Please retype all of the data below, word for word.

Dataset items
┄┄┄┄┄┄

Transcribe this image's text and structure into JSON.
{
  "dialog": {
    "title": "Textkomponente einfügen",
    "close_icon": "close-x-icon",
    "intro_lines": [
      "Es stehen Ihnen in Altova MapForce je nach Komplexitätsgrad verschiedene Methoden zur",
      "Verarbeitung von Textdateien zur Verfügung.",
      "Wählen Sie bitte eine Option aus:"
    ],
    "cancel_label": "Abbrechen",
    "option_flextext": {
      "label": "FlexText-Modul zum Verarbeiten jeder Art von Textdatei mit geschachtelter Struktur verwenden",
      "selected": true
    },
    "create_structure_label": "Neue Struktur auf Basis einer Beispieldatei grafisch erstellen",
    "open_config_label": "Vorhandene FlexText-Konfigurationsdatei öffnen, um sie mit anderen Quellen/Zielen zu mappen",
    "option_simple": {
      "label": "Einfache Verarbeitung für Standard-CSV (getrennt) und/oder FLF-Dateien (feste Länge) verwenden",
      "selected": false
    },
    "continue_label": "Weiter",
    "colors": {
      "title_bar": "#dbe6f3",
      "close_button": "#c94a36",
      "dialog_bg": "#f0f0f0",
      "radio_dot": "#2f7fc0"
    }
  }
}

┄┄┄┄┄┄

#### [FINAL ANSWER]
Transcribe this image's text and structure into JSON.
{
  "dialog": {
    "title": "Textkomponente einfügen",
    "close_icon": "close-x-icon",
    "intro_lines": [
      "Es stehen Ihnen in Altova MapForce je nach Komplexitätsgrad verschiedene Methoden zur",
      "Verarbeitung von Textdateien zur Verfügung.",
      "Wählen Sie bitte eine Option aus:"
    ],
    "cancel_label": "Abbrechen",
    "option_flextext": {
      "label": "FlexText-Modul zum Verarbeiten jeder Art von Textdatei mit geschachtelter Struktur verwenden",
      "selected": true
    },
    "create_structure_label": "Neue Struktur auf Basis einer Beispieldatei grafisch erstellen",
    "open_config_label": "Vorhandene FlexText-Konfigurationsdatei öffnen, um sie mit anderen Quellen/Zielen zu mappen",
    "option_simple": {
      "label": "Einfache Verarbeitung für Standard-CSV (getrennt) und/oder FLF-Dateien (feste Länge) verwenden",
      "selected": false
    },
    "continue_label": "Weiter",
    "colors": {
      "title_bar": "#dbe6f3",
      "close_button": "#c94a36",
      "dialog_bg": "#f0f0f0",
      "radio_dot": "#2f7fc0"
    }
  }
}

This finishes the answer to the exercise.